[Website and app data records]
=====

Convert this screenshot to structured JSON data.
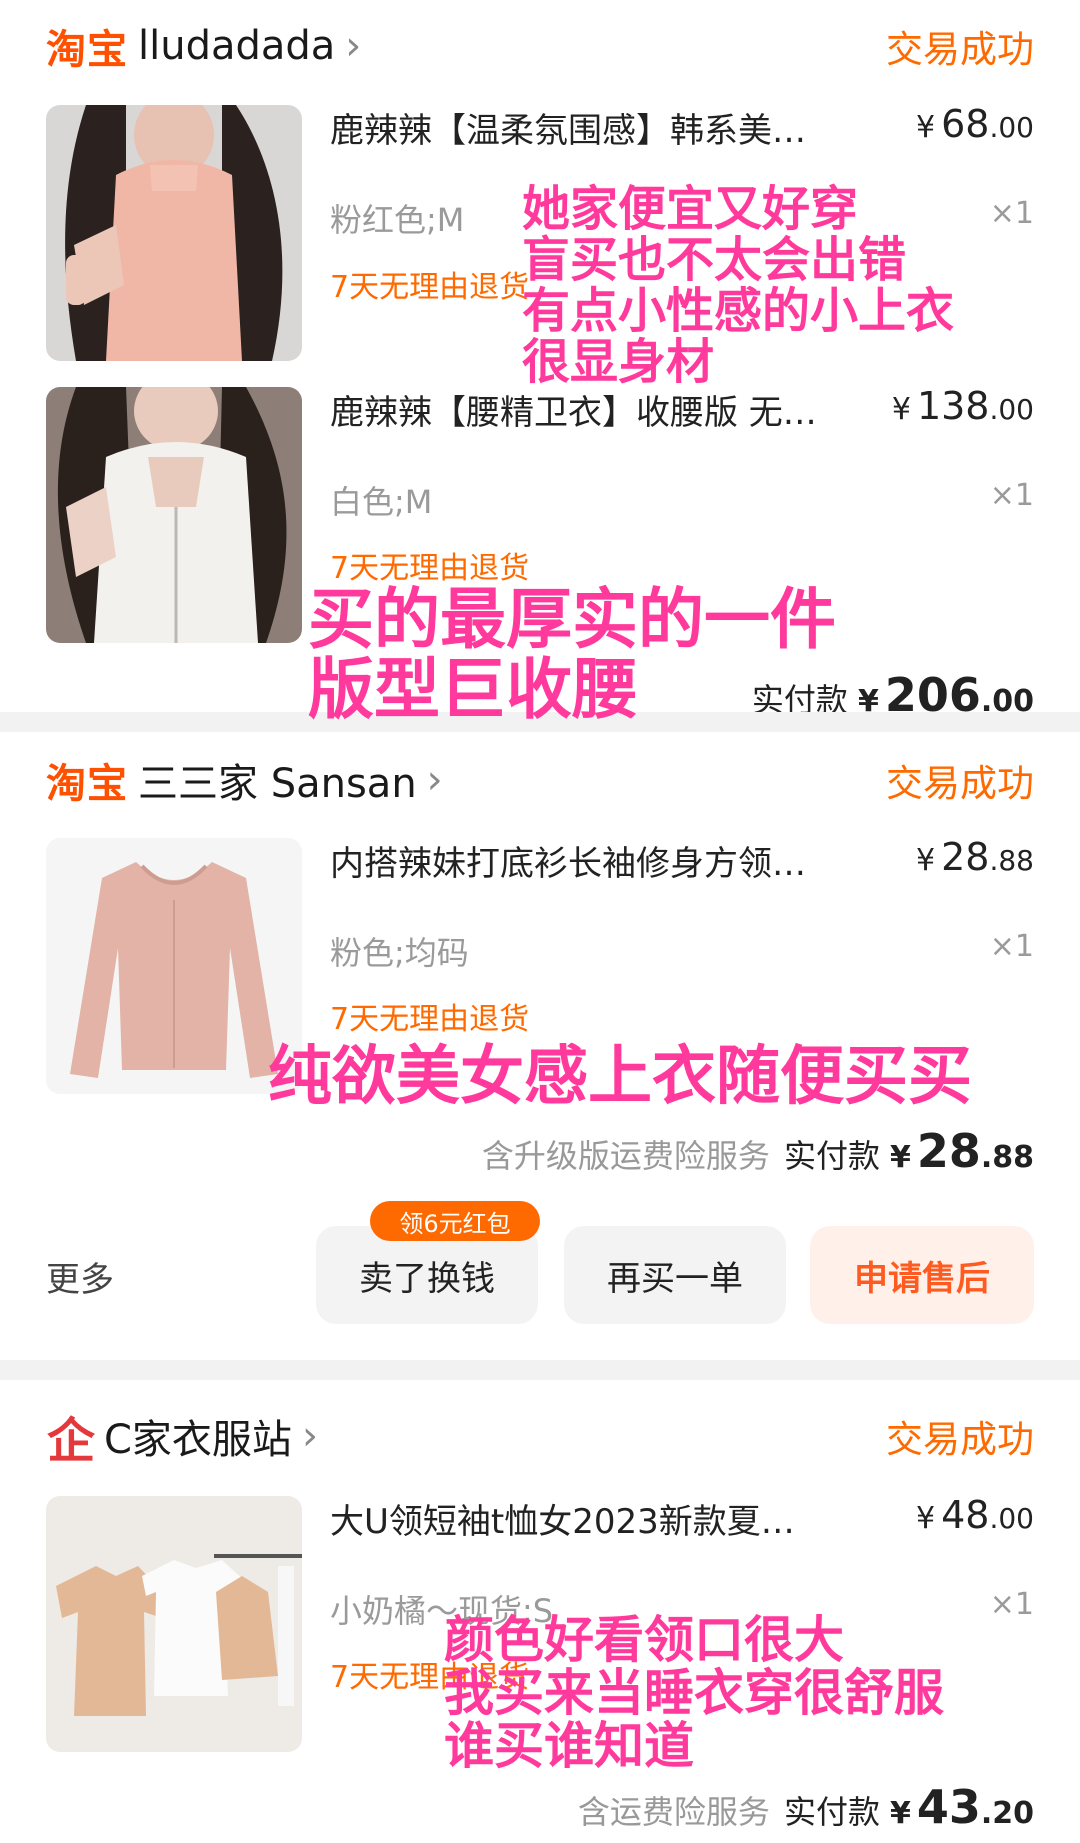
{
  "colors": {
    "brand": "#ff5000",
    "status": "#ff6a00",
    "overlay_text": "#ff3a9c",
    "qi_brand": "#e4393c"
  },
  "orders": [
    {
      "brand": "淘宝",
      "store": "lludadada",
      "status": "交易成功",
      "items": [
        {
          "title": "鹿辣辣【温柔氛围感】韩系美…",
          "yen": "¥",
          "price_int": "68",
          "price_cents": ".00",
          "sku": "粉红色;M",
          "qty": "×1",
          "policy": "7天无理由退货"
        },
        {
          "title": "鹿辣辣【腰精卫衣】收腰版 无…",
          "yen": "¥",
          "price_int": "138",
          "price_cents": ".00",
          "sku": "白色;M",
          "qty": "×1",
          "policy": "7天无理由退货"
        }
      ],
      "paid_label": "实付款",
      "paid_yen": "¥",
      "paid_int": "206",
      "paid_cents": ".00"
    },
    {
      "brand": "淘宝",
      "store": "三三家 Sansan",
      "status": "交易成功",
      "items": [
        {
          "title": "内搭辣妹打底衫长袖修身方领…",
          "yen": "¥",
          "price_int": "28",
          "price_cents": ".88",
          "sku": "粉色;均码",
          "qty": "×1",
          "policy": "7天无理由退货"
        }
      ],
      "service": "含升级版运费险服务",
      "paid_label": "实付款",
      "paid_yen": "¥",
      "paid_int": "28",
      "paid_cents": ".88",
      "actions": {
        "more": "更多",
        "sell": "卖了换钱",
        "sell_badge": "领6元红包",
        "rebuy": "再买一单",
        "after_sale": "申请售后"
      }
    },
    {
      "brand_icon": "qi-icon",
      "brand": "企",
      "store": "C家衣服站",
      "status": "交易成功",
      "items": [
        {
          "title": "大U领短袖t恤女2023新款夏…",
          "yen": "¥",
          "price_int": "48",
          "price_cents": ".00",
          "sku": "小奶橘～现货;S",
          "qty": "×1",
          "policy": "7天无理由退货"
        }
      ],
      "service": "含运费险服务",
      "paid_label": "实付款",
      "paid_yen": "¥",
      "paid_int": "43",
      "paid_cents": ".20"
    }
  ],
  "annotations": {
    "a1": [
      "她家便宜又好穿",
      "盲买也不太会出错",
      "有点小性感的小上衣",
      "很显身材"
    ],
    "a2": [
      "买的最厚实的一件",
      "版型巨收腰"
    ],
    "a3": [
      "纯欲美女感上衣随便买买"
    ],
    "a4": [
      "颜色好看领口很大",
      "我买来当睡衣穿很舒服",
      "谁买谁知道"
    ]
  }
}
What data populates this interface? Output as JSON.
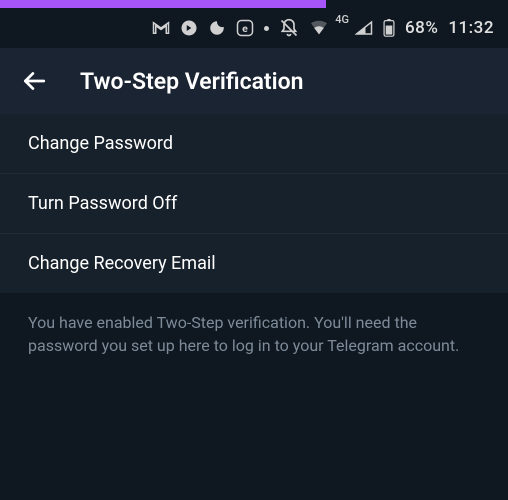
{
  "statusbar": {
    "networkLabel": "4G",
    "batteryPercent": "68%",
    "time": "11:32"
  },
  "header": {
    "title": "Two-Step Verification"
  },
  "menu": {
    "items": [
      {
        "label": "Change Password"
      },
      {
        "label": "Turn Password Off"
      },
      {
        "label": "Change Recovery Email"
      }
    ]
  },
  "info": {
    "text": "You have enabled Two-Step verification. You'll need the password you set up here to log in to your Telegram account."
  }
}
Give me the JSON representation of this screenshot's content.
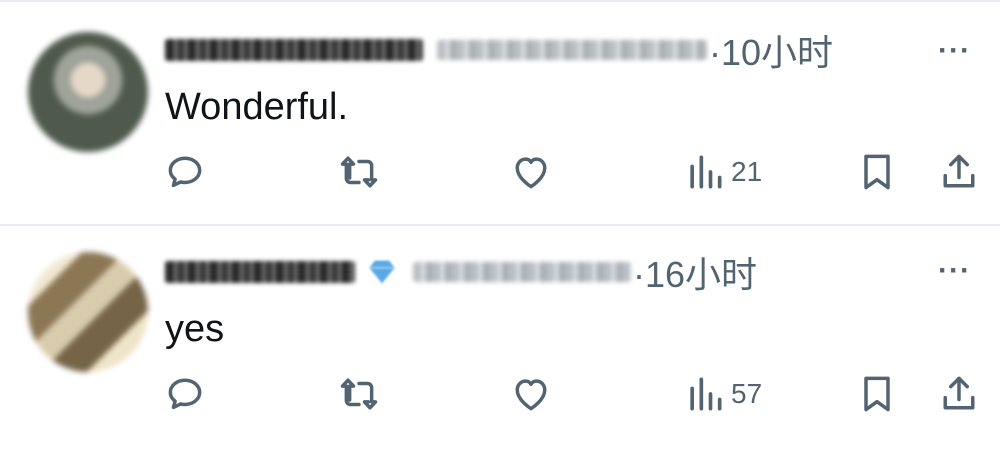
{
  "replies": [
    {
      "text": "Wonderful.",
      "time": "·10小时",
      "more": "···",
      "views": "21",
      "avatar_colors": [
        "#3e4a3c",
        "#c9ccc8",
        "#7f8b7b"
      ],
      "verified": false
    },
    {
      "text": "yes",
      "time": "·16小时",
      "more": "···",
      "views": "57",
      "avatar_colors": [
        "#7f6d4e",
        "#e8dcc0",
        "#a68f65"
      ],
      "verified": true,
      "verified_color": "#5aa9e6"
    }
  ],
  "icons": {
    "reply": "reply-icon",
    "retweet": "retweet-icon",
    "like": "heart-icon",
    "views": "views-bar-icon",
    "bookmark": "bookmark-icon",
    "share": "share-icon",
    "more": "more-icon"
  },
  "colors": {
    "icon": "#536471",
    "text": "#0f1419",
    "divider": "#e8ecef"
  }
}
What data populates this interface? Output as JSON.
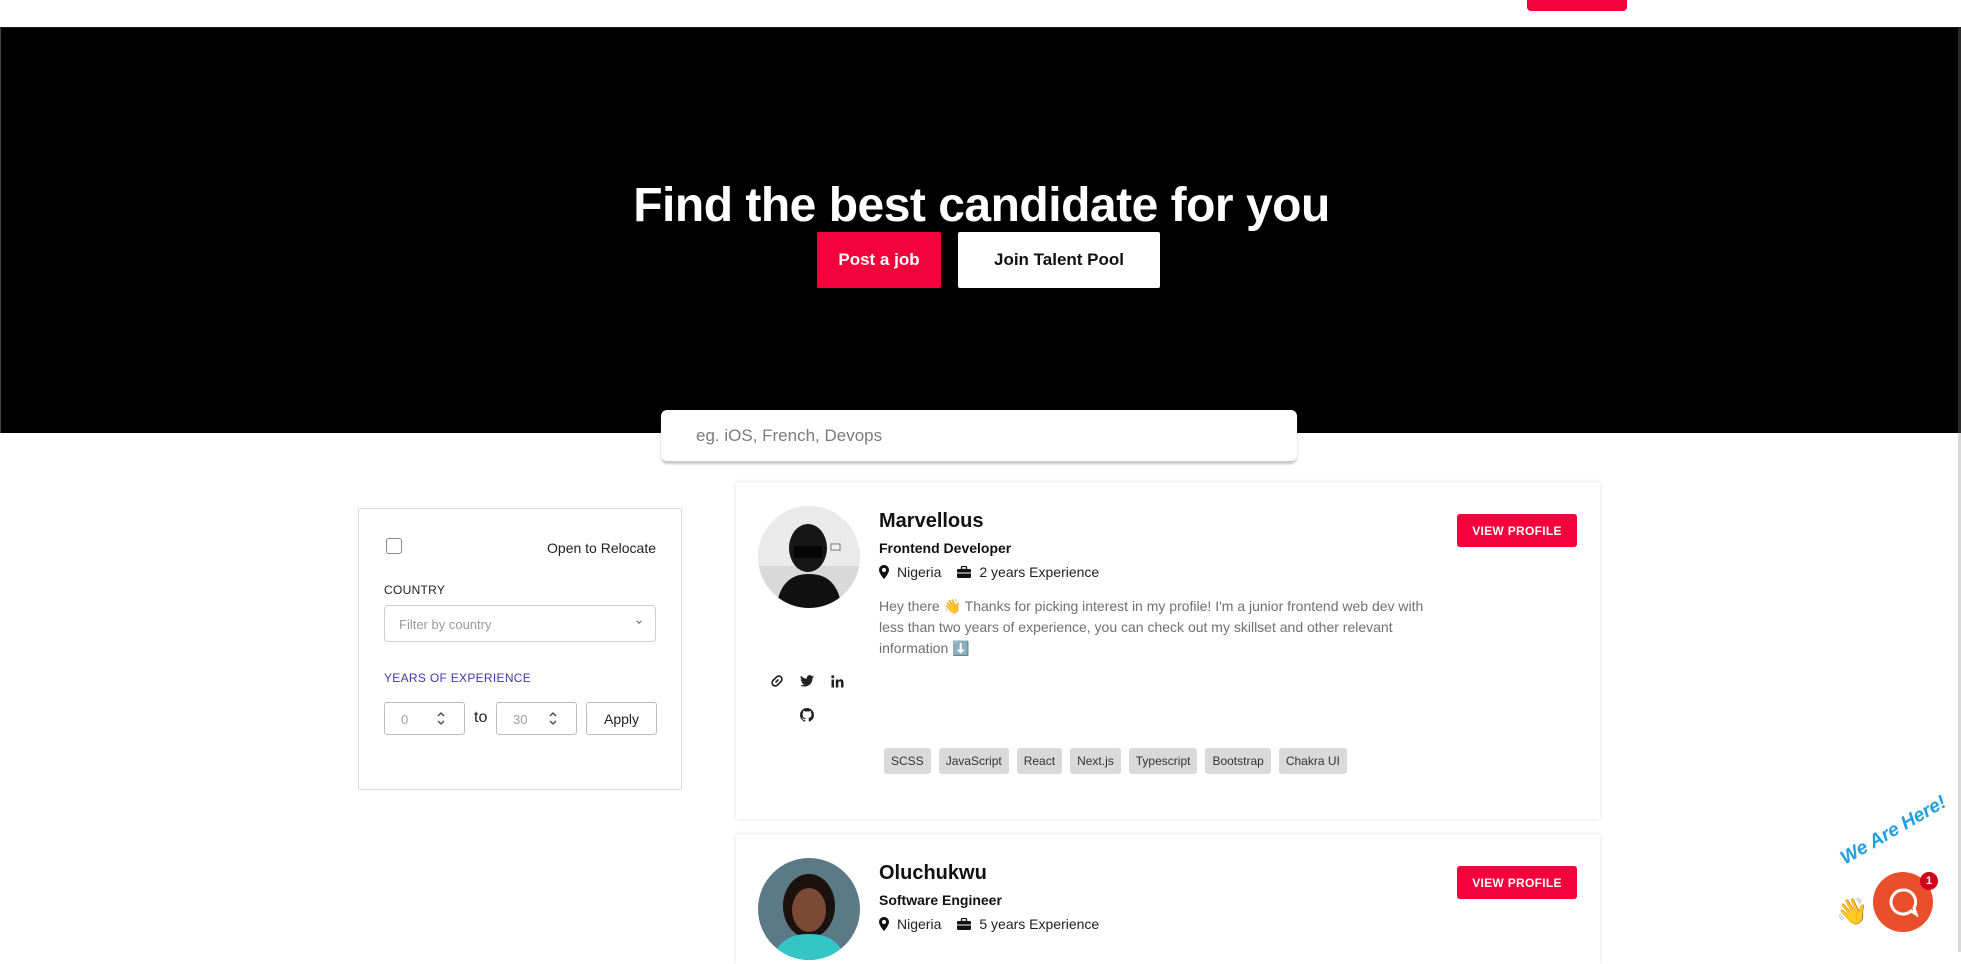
{
  "hero": {
    "title": "Find the best candidate for you",
    "post_job_label": "Post a job",
    "join_pool_label": "Join Talent Pool"
  },
  "search": {
    "placeholder": "eg. iOS, French, Devops"
  },
  "filters": {
    "relocate_label": "Open to Relocate",
    "relocate_checked": false,
    "country_label": "COUNTRY",
    "country_placeholder": "Filter by country",
    "years_label": "YEARS OF EXPERIENCE",
    "years_min": "0",
    "years_to": "to",
    "years_max": "30",
    "apply_label": "Apply"
  },
  "candidates": [
    {
      "name": "Marvellous",
      "role": "Frontend Developer",
      "country": "Nigeria",
      "experience": "2 years Experience",
      "bio": "Hey there 👋 Thanks for picking interest in my profile! I'm a junior frontend web dev with less than two years of experience, you can check out my skillset and other relevant information ⬇️",
      "view_label": "VIEW PROFILE",
      "socials": [
        "link-icon",
        "twitter-icon",
        "linkedin-icon",
        "github-icon"
      ],
      "skills": [
        "SCSS",
        "JavaScript",
        "React",
        "Next.js",
        "Typescript",
        "Bootstrap",
        "Chakra UI"
      ]
    },
    {
      "name": "Oluchukwu",
      "role": "Software Engineer",
      "country": "Nigeria",
      "experience": "5 years Experience",
      "view_label": "VIEW PROFILE"
    }
  ],
  "chat": {
    "tagline": "We Are Here!",
    "badge_count": "1"
  },
  "colors": {
    "accent": "#f4003a",
    "hero_bg": "#000000",
    "chat": "#ea4f2b"
  }
}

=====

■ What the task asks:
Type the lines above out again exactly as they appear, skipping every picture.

■ Response:
Convert this screenshot to structured JSON data.
{
  "colors": {
    "brand": "#ff5000",
    "status": "#ff6a00",
    "overlay_text": "#ff3a9c",
    "qi_brand": "#e4393c"
  },
  "orders": [
    {
      "brand": "淘宝",
      "store": "lludadada",
      "status": "交易成功",
      "items": [
        {
          "title": "鹿辣辣【温柔氛围感】韩系美…",
          "yen": "¥",
          "price_int": "68",
          "price_cents": ".00",
          "sku": "粉红色;M",
          "qty": "×1",
          "policy": "7天无理由退货"
        },
        {
          "title": "鹿辣辣【腰精卫衣】收腰版 无…",
          "yen": "¥",
          "price_int": "138",
          "price_cents": ".00",
          "sku": "白色;M",
          "qty": "×1",
          "policy": "7天无理由退货"
        }
      ],
      "paid_label": "实付款",
      "paid_yen": "¥",
      "paid_int": "206",
      "paid_cents": ".00"
    },
    {
      "brand": "淘宝",
      "store": "三三家 Sansan",
      "status": "交易成功",
      "items": [
        {
          "title": "内搭辣妹打底衫长袖修身方领…",
          "yen": "¥",
          "price_int": "28",
          "price_cents": ".88",
          "sku": "粉色;均码",
          "qty": "×1",
          "policy": "7天无理由退货"
        }
      ],
      "service": "含升级版运费险服务",
      "paid_label": "实付款",
      "paid_yen": "¥",
      "paid_int": "28",
      "paid_cents": ".88",
      "actions": {
        "more": "更多",
        "sell": "卖了换钱",
        "sell_badge": "领6元红包",
        "rebuy": "再买一单",
        "after_sale": "申请售后"
      }
    },
    {
      "brand_icon": "qi-icon",
      "brand": "企",
      "store": "C家衣服站",
      "status": "交易成功",
      "items": [
        {
          "title": "大U领短袖t恤女2023新款夏…",
          "yen": "¥",
          "price_int": "48",
          "price_cents": ".00",
          "sku": "小奶橘～现货;S",
          "qty": "×1",
          "policy": "7天无理由退货"
        }
      ],
      "service": "含运费险服务",
      "paid_label": "实付款",
      "paid_yen": "¥",
      "paid_int": "43",
      "paid_cents": ".20"
    }
  ],
  "annotations": {
    "a1": [
      "她家便宜又好穿",
      "盲买也不太会出错",
      "有点小性感的小上衣",
      "很显身材"
    ],
    "a2": [
      "买的最厚实的一件",
      "版型巨收腰"
    ],
    "a3": [
      "纯欲美女感上衣随便买买"
    ],
    "a4": [
      "颜色好看领口很大",
      "我买来当睡衣穿很舒服",
      "谁买谁知道"
    ]
  }
}
What data populates this interface? Output as JSON.
{
  "statusbar": {
    "networkLabel": "4G",
    "batteryPercent": "68%",
    "time": "11:32"
  },
  "header": {
    "title": "Two-Step Verification"
  },
  "menu": {
    "items": [
      {
        "label": "Change Password"
      },
      {
        "label": "Turn Password Off"
      },
      {
        "label": "Change Recovery Email"
      }
    ]
  },
  "info": {
    "text": "You have enabled Two-Step verification. You'll need the password you set up here to log in to your Telegram account."
  }
}
Give me the JSON representation of this screenshot's content.
{
  "replies": [
    {
      "text": "Wonderful.",
      "time": "·10小时",
      "more": "···",
      "views": "21",
      "avatar_colors": [
        "#3e4a3c",
        "#c9ccc8",
        "#7f8b7b"
      ],
      "verified": false
    },
    {
      "text": "yes",
      "time": "·16小时",
      "more": "···",
      "views": "57",
      "avatar_colors": [
        "#7f6d4e",
        "#e8dcc0",
        "#a68f65"
      ],
      "verified": true,
      "verified_color": "#5aa9e6"
    }
  ],
  "icons": {
    "reply": "reply-icon",
    "retweet": "retweet-icon",
    "like": "heart-icon",
    "views": "views-bar-icon",
    "bookmark": "bookmark-icon",
    "share": "share-icon",
    "more": "more-icon"
  },
  "colors": {
    "icon": "#536471",
    "text": "#0f1419",
    "divider": "#e8ecef"
  }
}
What data populates this interface? Output as JSON.
{
  "hero": {
    "title": "Find the best candidate for you",
    "post_job_label": "Post a job",
    "join_pool_label": "Join Talent Pool"
  },
  "search": {
    "placeholder": "eg. iOS, French, Devops"
  },
  "filters": {
    "relocate_label": "Open to Relocate",
    "relocate_checked": false,
    "country_label": "COUNTRY",
    "country_placeholder": "Filter by country",
    "years_label": "YEARS OF EXPERIENCE",
    "years_min": "0",
    "years_to": "to",
    "years_max": "30",
    "apply_label": "Apply"
  },
  "candidates": [
    {
      "name": "Marvellous",
      "role": "Frontend Developer",
      "country": "Nigeria",
      "experience": "2 years Experience",
      "bio": "Hey there 👋 Thanks for picking interest in my profile! I'm a junior frontend web dev with less than two years of experience, you can check out my skillset and other relevant information ⬇️",
      "view_label": "VIEW PROFILE",
      "socials": [
        "link-icon",
        "twitter-icon",
        "linkedin-icon",
        "github-icon"
      ],
      "skills": [
        "SCSS",
        "JavaScript",
        "React",
        "Next.js",
        "Typescript",
        "Bootstrap",
        "Chakra UI"
      ]
    },
    {
      "name": "Oluchukwu",
      "role": "Software Engineer",
      "country": "Nigeria",
      "experience": "5 years Experience",
      "view_label": "VIEW PROFILE"
    }
  ],
  "chat": {
    "tagline": "We Are Here!",
    "badge_count": "1"
  },
  "colors": {
    "accent": "#f4003a",
    "hero_bg": "#000000",
    "chat": "#ea4f2b"
  }
}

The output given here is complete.